What to produce:
Scan the entries below for the word "function" and copy every line in which it occurs.

Entries from a dataset of interfaces:

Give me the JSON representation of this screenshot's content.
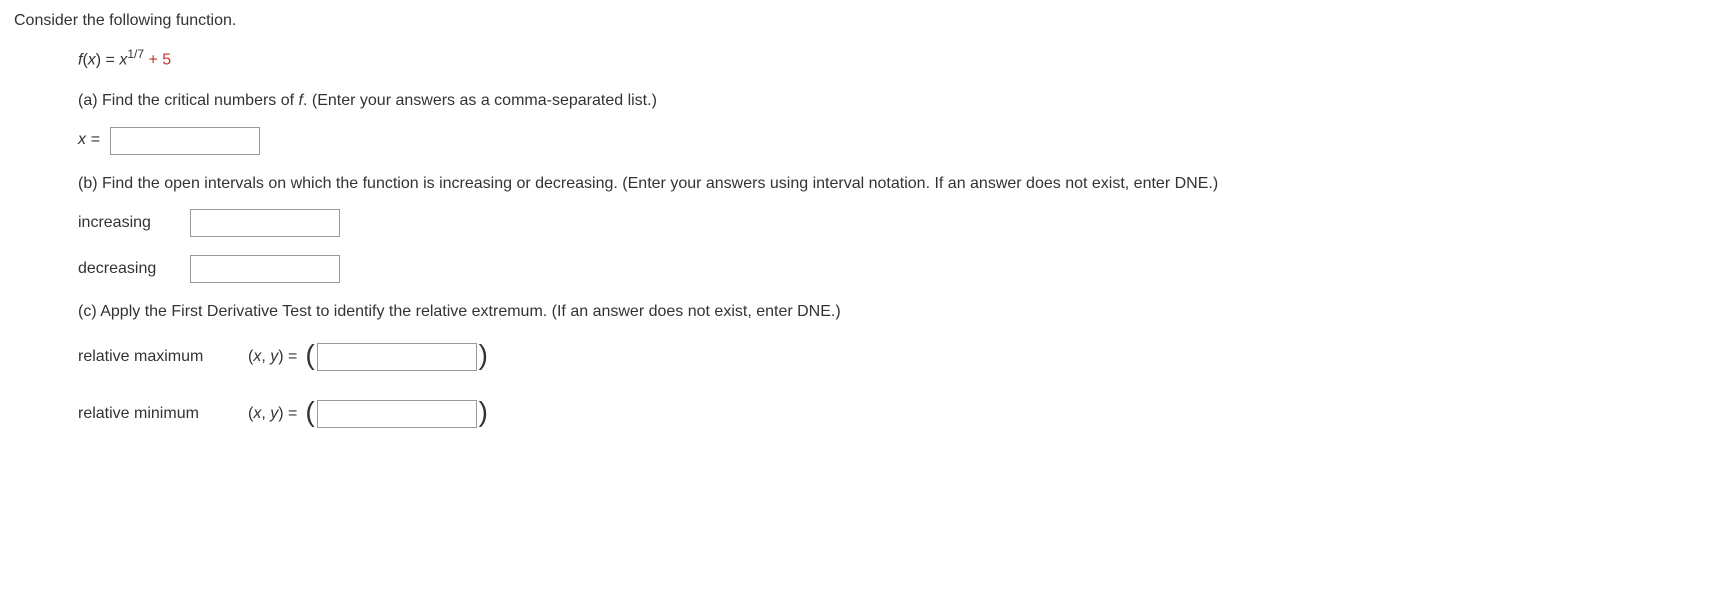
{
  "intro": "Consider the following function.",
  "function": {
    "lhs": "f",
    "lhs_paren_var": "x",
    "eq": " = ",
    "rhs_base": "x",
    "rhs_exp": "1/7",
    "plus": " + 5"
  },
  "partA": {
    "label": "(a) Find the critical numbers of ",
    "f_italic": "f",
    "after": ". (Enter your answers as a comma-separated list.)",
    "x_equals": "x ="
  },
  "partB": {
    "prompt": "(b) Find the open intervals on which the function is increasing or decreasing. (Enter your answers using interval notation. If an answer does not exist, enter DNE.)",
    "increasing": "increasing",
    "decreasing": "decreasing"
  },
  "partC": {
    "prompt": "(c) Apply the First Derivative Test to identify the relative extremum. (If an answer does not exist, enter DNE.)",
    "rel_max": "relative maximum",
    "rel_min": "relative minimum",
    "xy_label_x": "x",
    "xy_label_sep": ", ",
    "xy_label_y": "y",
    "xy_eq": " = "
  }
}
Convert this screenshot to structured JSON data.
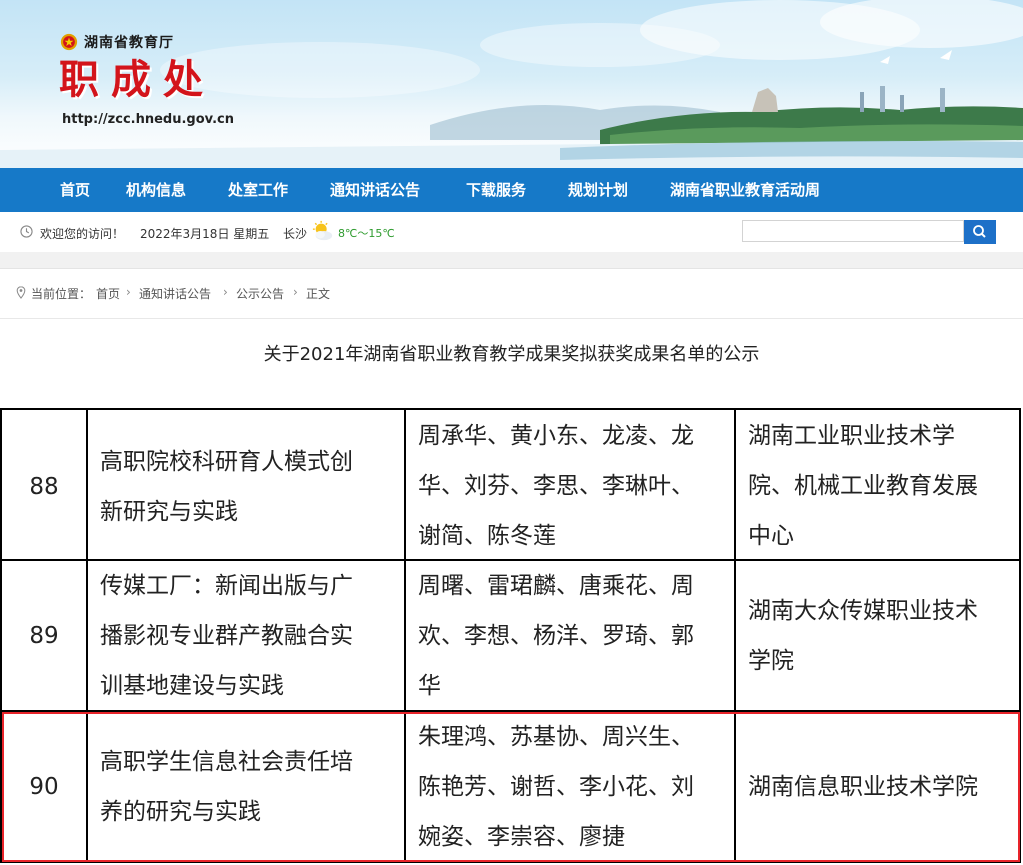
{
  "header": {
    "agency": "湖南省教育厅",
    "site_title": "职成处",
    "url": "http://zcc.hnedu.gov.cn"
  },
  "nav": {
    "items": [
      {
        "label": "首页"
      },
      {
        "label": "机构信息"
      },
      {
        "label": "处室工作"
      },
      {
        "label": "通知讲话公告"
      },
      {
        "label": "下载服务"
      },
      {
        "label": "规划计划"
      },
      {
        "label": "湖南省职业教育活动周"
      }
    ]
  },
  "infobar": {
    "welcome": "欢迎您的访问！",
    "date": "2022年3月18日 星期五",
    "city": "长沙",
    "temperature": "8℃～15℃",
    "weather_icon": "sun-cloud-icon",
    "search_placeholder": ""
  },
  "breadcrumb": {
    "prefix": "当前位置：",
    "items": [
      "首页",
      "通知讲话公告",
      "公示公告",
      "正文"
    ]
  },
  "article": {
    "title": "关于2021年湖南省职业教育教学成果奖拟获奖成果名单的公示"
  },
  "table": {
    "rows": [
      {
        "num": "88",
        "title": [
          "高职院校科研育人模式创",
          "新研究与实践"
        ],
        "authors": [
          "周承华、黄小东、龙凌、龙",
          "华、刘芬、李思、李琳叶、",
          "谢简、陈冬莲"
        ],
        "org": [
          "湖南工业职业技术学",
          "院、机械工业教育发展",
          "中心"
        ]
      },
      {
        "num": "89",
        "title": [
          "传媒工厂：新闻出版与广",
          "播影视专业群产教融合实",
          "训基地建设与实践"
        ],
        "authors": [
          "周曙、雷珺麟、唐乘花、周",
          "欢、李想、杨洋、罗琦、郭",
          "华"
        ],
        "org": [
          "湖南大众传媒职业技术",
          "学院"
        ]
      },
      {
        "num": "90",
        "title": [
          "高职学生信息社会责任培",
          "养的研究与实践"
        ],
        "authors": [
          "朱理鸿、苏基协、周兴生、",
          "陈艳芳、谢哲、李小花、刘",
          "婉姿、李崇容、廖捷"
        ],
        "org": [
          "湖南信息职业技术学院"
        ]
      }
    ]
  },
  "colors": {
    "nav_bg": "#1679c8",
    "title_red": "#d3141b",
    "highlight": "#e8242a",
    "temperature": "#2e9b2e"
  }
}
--
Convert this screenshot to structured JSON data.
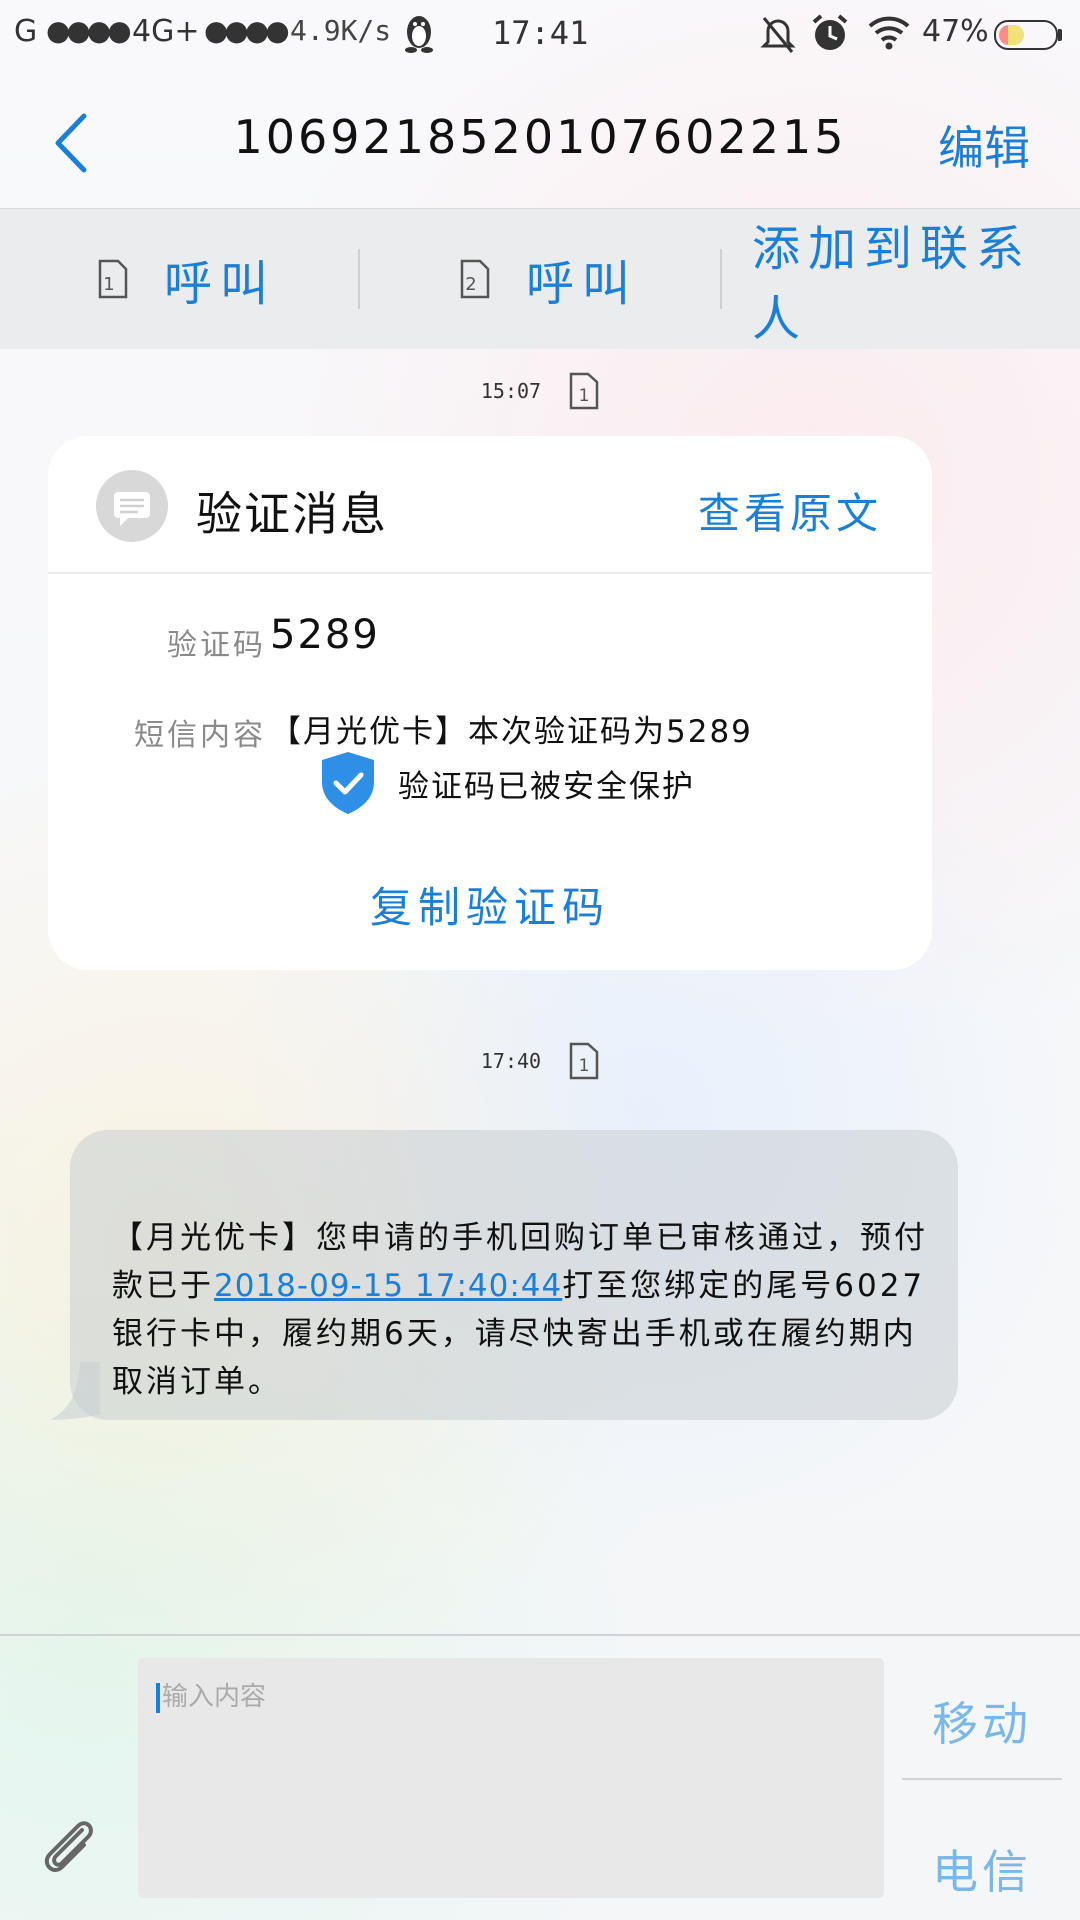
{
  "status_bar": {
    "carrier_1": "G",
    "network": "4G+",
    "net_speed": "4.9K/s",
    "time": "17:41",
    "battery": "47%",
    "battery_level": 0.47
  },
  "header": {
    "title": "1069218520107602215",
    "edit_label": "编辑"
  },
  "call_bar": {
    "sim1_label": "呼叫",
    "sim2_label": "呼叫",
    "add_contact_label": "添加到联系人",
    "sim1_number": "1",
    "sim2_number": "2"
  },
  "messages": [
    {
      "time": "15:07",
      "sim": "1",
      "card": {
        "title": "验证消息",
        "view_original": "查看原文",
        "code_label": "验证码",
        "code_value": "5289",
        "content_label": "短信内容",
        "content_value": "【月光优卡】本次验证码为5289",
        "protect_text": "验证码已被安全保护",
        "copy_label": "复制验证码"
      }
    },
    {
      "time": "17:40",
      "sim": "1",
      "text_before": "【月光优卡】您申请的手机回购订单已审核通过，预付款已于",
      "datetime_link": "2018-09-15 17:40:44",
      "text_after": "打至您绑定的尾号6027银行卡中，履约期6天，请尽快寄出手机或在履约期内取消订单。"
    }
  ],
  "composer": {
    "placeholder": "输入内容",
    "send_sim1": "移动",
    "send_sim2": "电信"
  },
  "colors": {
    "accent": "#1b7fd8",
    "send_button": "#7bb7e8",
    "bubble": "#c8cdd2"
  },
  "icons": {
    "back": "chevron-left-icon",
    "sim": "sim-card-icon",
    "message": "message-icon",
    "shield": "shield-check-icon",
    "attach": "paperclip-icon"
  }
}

Response:
  "intro": "Consider the following function.",
  "function": {
    "prompt": "(b) Find the open intervals on which the function is increasing or decreasing. (Enter your answers using interval notation. If an answer does not exist, enter DNE.)",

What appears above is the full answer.